Itâ€™s incredible that a global warming theory could agree with both the IPCC (discernable anthropogenic influence) and the sceptics (low long term risk from emissions) but there you are. The analysis of Greenstock suggests it is not the amount of greenhouse gasses, particularly CO2, in the atmosphere that contributes to global warming, but the change in the amount. That is, when the rate of CO2 produced is increasing — as it was last century — this increases the global temperature. Conversely, if the rate of increase is constant so is temperature.
The graph above illustrates the global temperature (CRU) and the rate of increase of CO2 at Mauna Loa (dCO2). Greenstockâ€™s theory provides an explanation for the moderation of temperature increases in the last decade. Anthropogenic effects are predicted to decline in coming decades, if the rate of increase in CO2 remains linear, or slows. As cohenite suggested, the theory suggests no problems with longer term delayed effects, apart from those involved in the processes that compensate for the level CO2.
The most obvious physical explanation is a process that adjusts to an impulse of GHGs into the atmosphere, restoring the radiation balance as it was before the impulse. In this case, there is an obvious relationship to Miskolcziâ€™s theory of constant greenhouse effect, where levels of water vapour in the upper atmosphere adjust to maintain a constant greenhouse effect. Various negative feedback mechanisms involving clouds could also be implicated.

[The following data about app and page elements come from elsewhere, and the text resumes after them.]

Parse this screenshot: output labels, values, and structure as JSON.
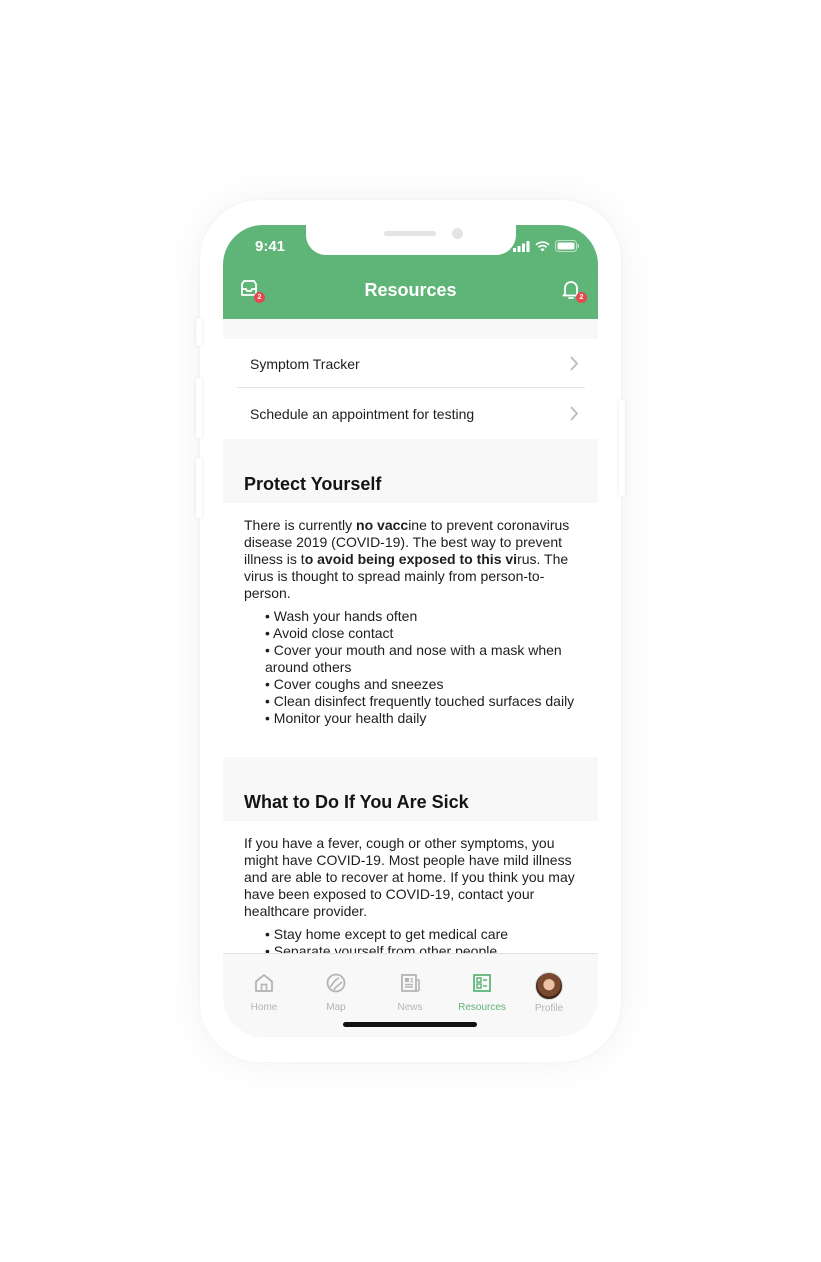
{
  "status_bar": {
    "time": "9:41"
  },
  "header": {
    "title": "Resources",
    "inbox_badge": "2",
    "bell_badge": "2",
    "background_color": "#5fb578"
  },
  "links": [
    {
      "label": "Symptom Tracker"
    },
    {
      "label": "Schedule an appointment for testing"
    }
  ],
  "protect": {
    "title": "Protect Yourself",
    "p1": "There is currently ",
    "b1": "no vacc",
    "p2": "ine to prevent coronavirus disease 2019 (COVID-19). The best way to prevent illness is t",
    "b2": "o avoid being exposed to this vi",
    "p3": "rus. The virus is thought to spread mainly from person-to-person.",
    "bullets": [
      "• Wash your hands often",
      "• Avoid close contact",
      "• Cover your mouth and nose with a mask when around others",
      "• Cover coughs and sneezes",
      "• Clean disinfect frequently touched surfaces daily",
      "• Monitor your health daily"
    ]
  },
  "sick": {
    "title": "What to Do If You Are Sick",
    "paragraph": "If you have a fever, cough or other symptoms, you might have COVID-19. Most people have mild illness and are able to recover at home. If you think you may have been exposed to COVID-19, contact your healthcare provider.",
    "bullets": [
      "• Stay home except to get medical care",
      "• Separate yourself from other people"
    ]
  },
  "tabs": [
    {
      "label": "Home",
      "icon": "home-icon",
      "active": false
    },
    {
      "label": "Map",
      "icon": "map-icon",
      "active": false
    },
    {
      "label": "News",
      "icon": "news-icon",
      "active": false
    },
    {
      "label": "Resources",
      "icon": "resources-icon",
      "active": true
    },
    {
      "label": "Profile",
      "icon": "avatar",
      "active": false
    }
  ],
  "colors": {
    "accent": "#5fb578",
    "badge": "#e5484d",
    "inactive_tab": "#b4b4b4"
  }
}
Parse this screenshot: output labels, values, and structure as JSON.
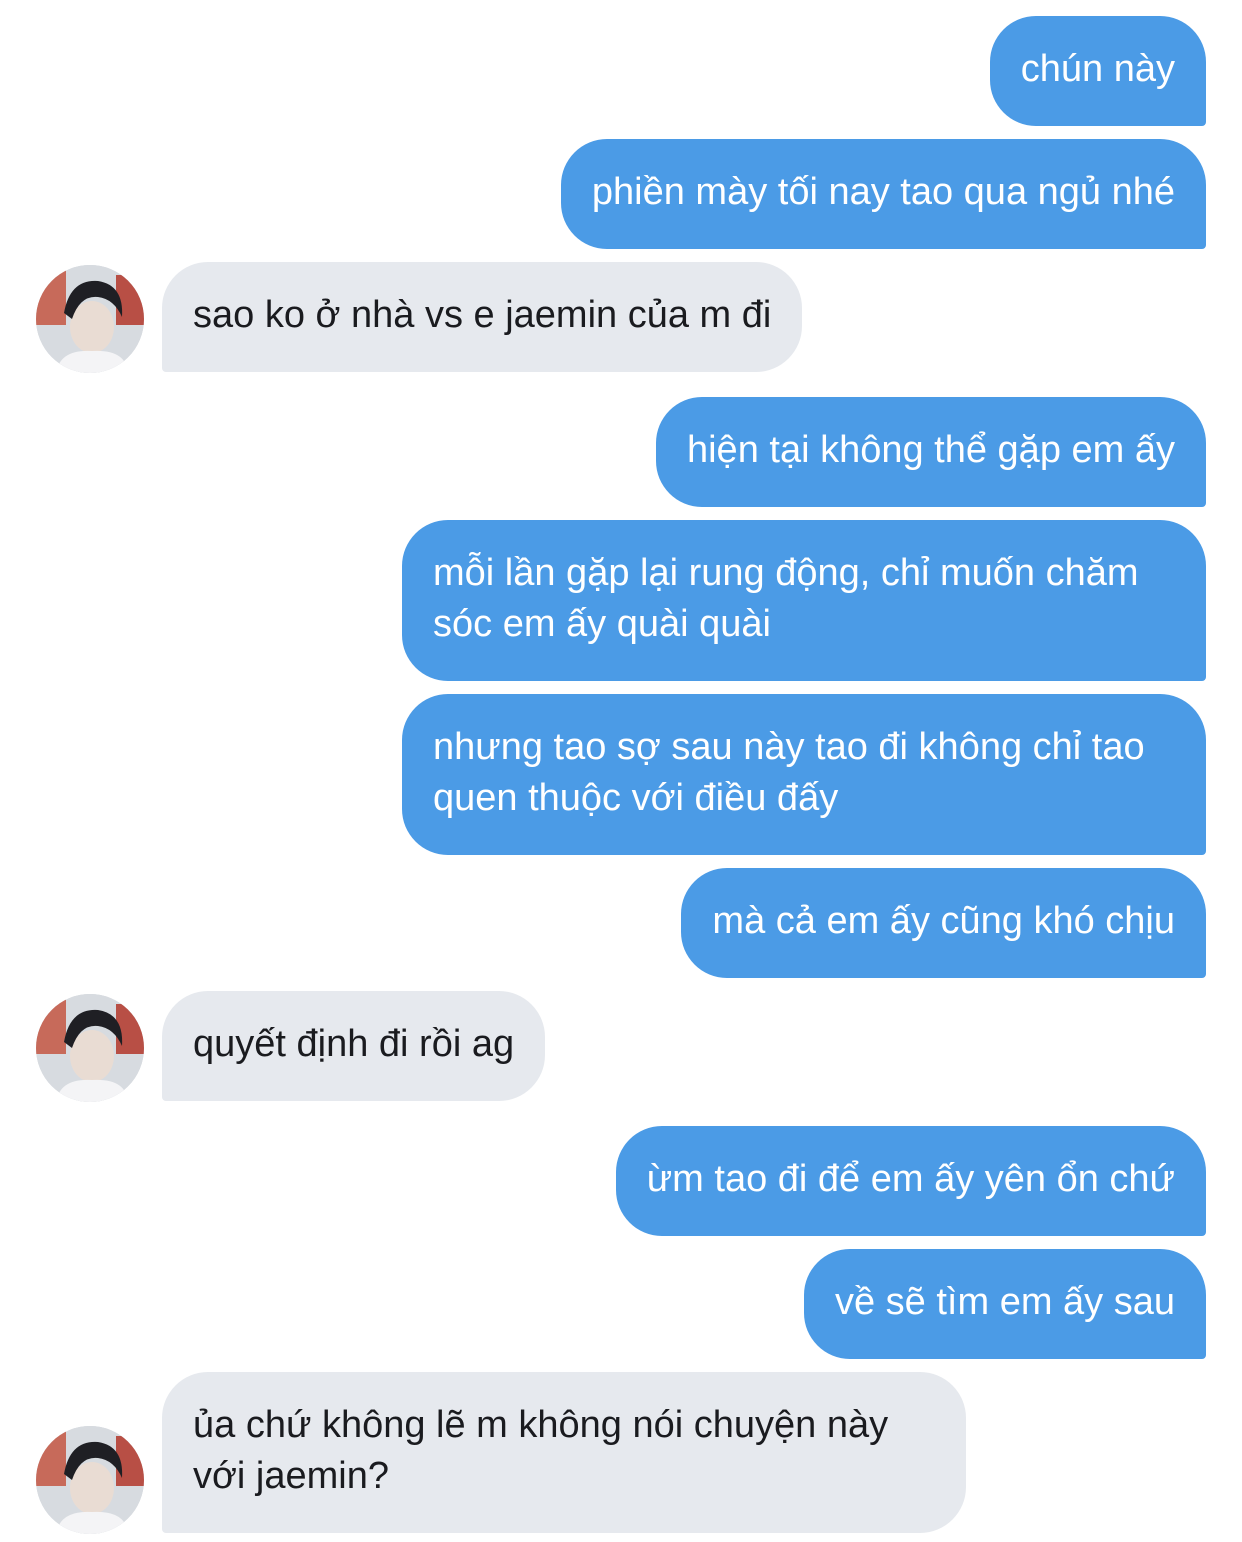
{
  "conversation": {
    "messages": [
      {
        "direction": "outgoing",
        "text": "chún này"
      },
      {
        "direction": "outgoing",
        "text": "phiền mày tối nay tao qua ngủ nhé"
      },
      {
        "direction": "incoming",
        "text": "sao ko ở nhà vs e jaemin của m đi"
      },
      {
        "direction": "outgoing",
        "text": "hiện tại không thể gặp em ấy"
      },
      {
        "direction": "outgoing",
        "text": "mỗi lần gặp lại rung động, chỉ muốn chăm sóc em ấy quài quài"
      },
      {
        "direction": "outgoing",
        "text": "nhưng tao sợ sau này tao đi không chỉ tao quen thuộc với điều đấy"
      },
      {
        "direction": "outgoing",
        "text": "mà cả em ấy cũng khó chịu"
      },
      {
        "direction": "incoming",
        "text": "quyết định đi rồi ag"
      },
      {
        "direction": "outgoing",
        "text": "ừm tao đi để em ấy yên ổn chứ"
      },
      {
        "direction": "outgoing",
        "text": "về sẽ tìm em ấy sau"
      },
      {
        "direction": "incoming",
        "text": "ủa chứ không lẽ m không nói chuyện này với jaemin?"
      }
    ]
  },
  "contact": {
    "avatar_icon": "contact-avatar-photo"
  },
  "colors": {
    "outgoing_bubble": "#4b9be6",
    "incoming_bubble": "#e6e9ee",
    "outgoing_text": "#ffffff",
    "incoming_text": "#1a1b1f",
    "background": "#ffffff"
  }
}
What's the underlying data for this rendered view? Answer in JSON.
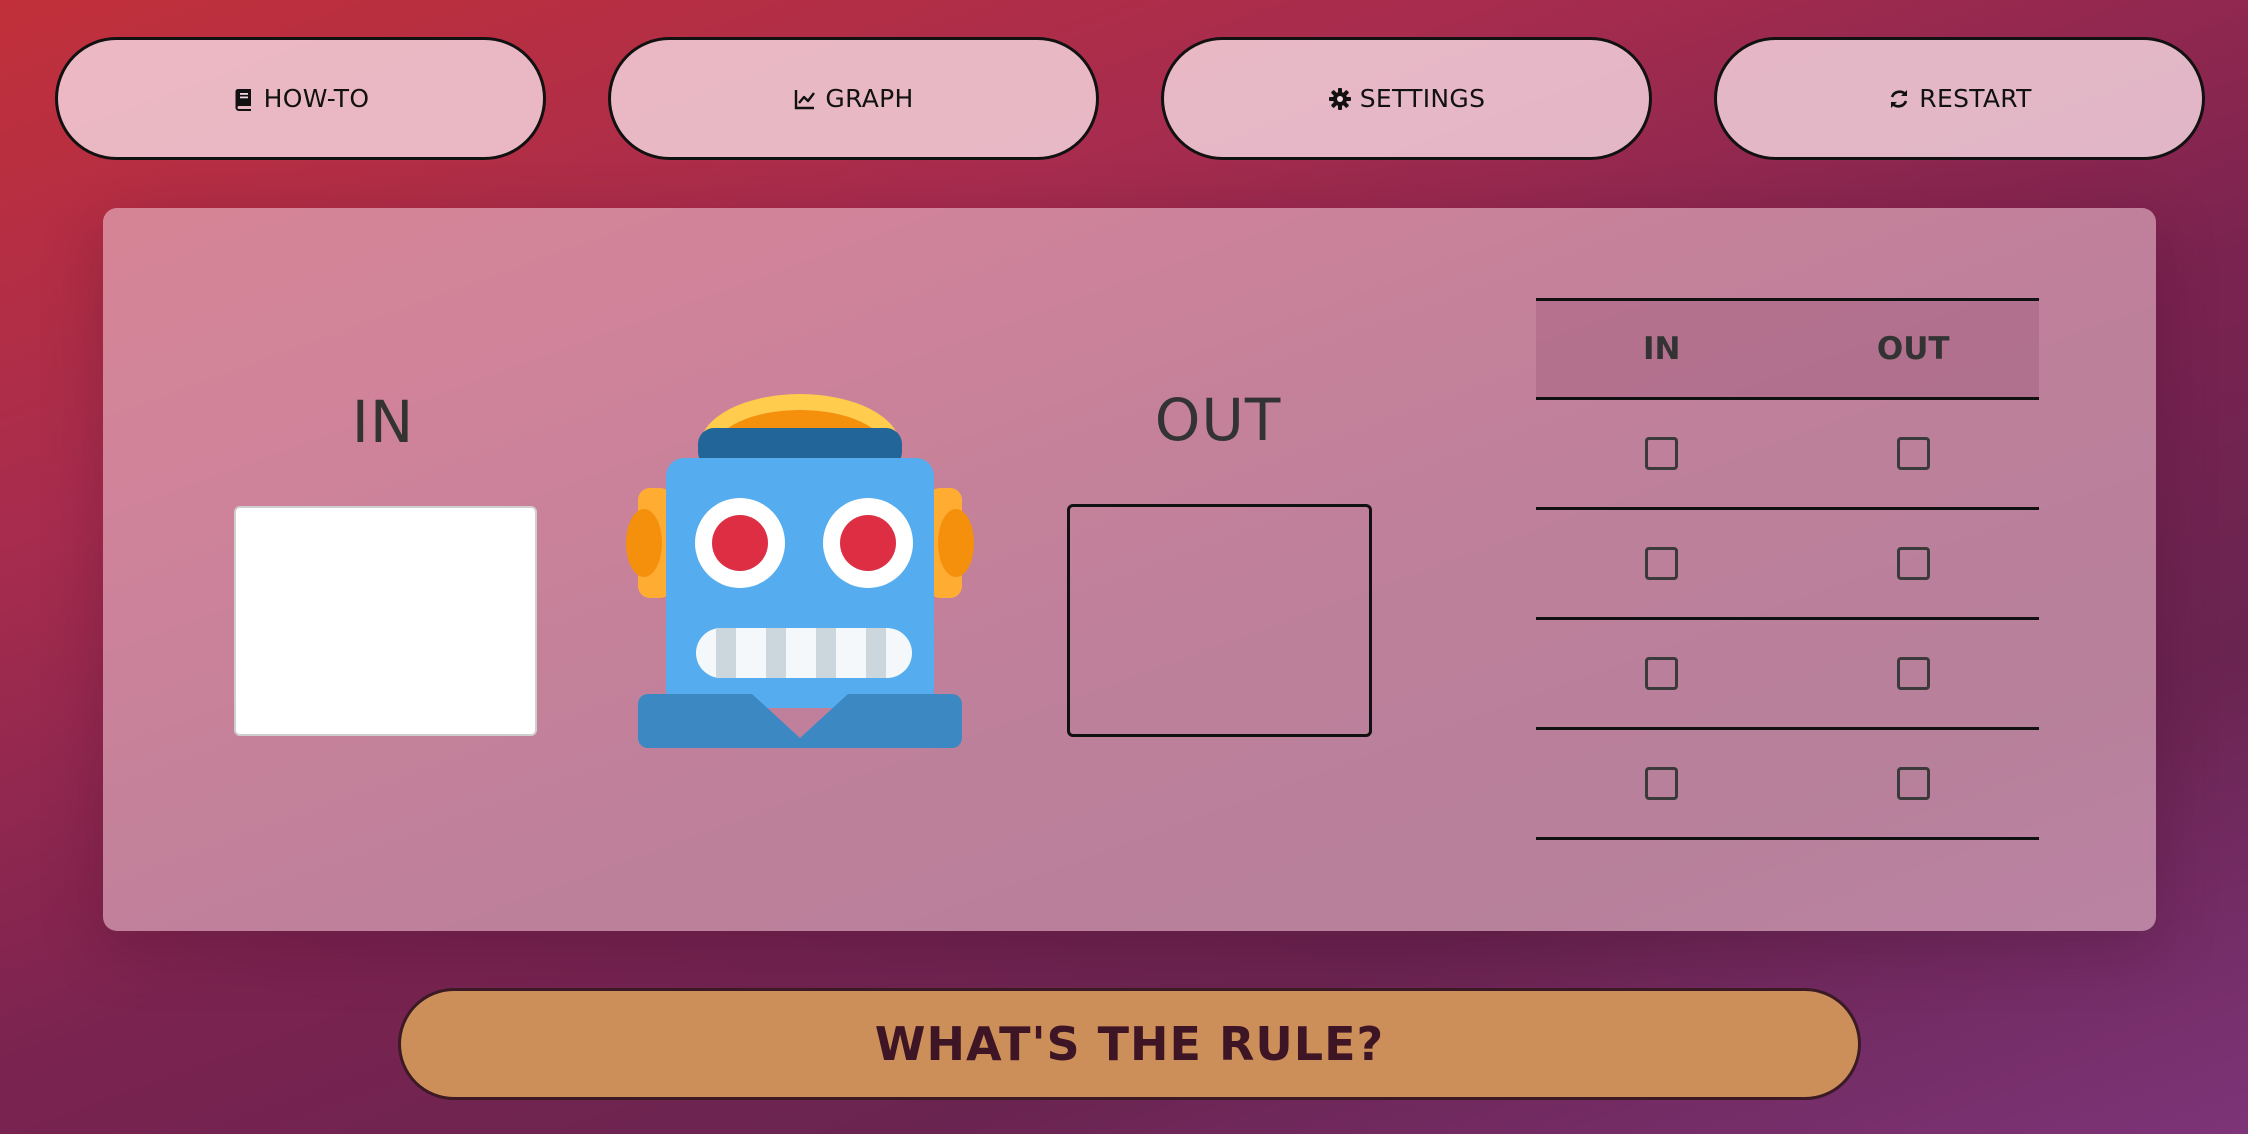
{
  "toolbar": {
    "howto_label": "HOW-TO",
    "graph_label": "GRAPH",
    "settings_label": "SETTINGS",
    "restart_label": "RESTART"
  },
  "machine": {
    "in_label": "IN",
    "out_label": "OUT",
    "in_value": "",
    "out_value": ""
  },
  "table": {
    "headers": [
      "IN",
      "OUT"
    ],
    "rows": [
      {
        "in_checked": false,
        "out_checked": false
      },
      {
        "in_checked": false,
        "out_checked": false
      },
      {
        "in_checked": false,
        "out_checked": false
      },
      {
        "in_checked": false,
        "out_checked": false
      }
    ]
  },
  "rule_button": {
    "label": "WHAT'S THE RULE?"
  },
  "icons": {
    "howto": "book-icon",
    "graph": "line-chart-icon",
    "settings": "gear-icon",
    "restart": "refresh-icon",
    "robot": "robot-icon"
  },
  "colors": {
    "rule_button": "#cd8f5a",
    "robot_body": "#55acee",
    "robot_eyes": "#dd2e44"
  }
}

Obviously few people expect one unpublished paper to turn decades of thinking on its head. But if Greenstock is right, it means climate science has screwed up, big time. There are very many next steps, the first of which would be for Greenstock to get the manuscript published. Improved statistical tests of integration order, evaluation of other data, such as satellite data and global climate simulations, and integration of these results into other theories proposing a homeostatic climatic system are warranted. Cointegration is a generalization of correlation, only not so prone to spurious regression. It should have great applicability of climate studies.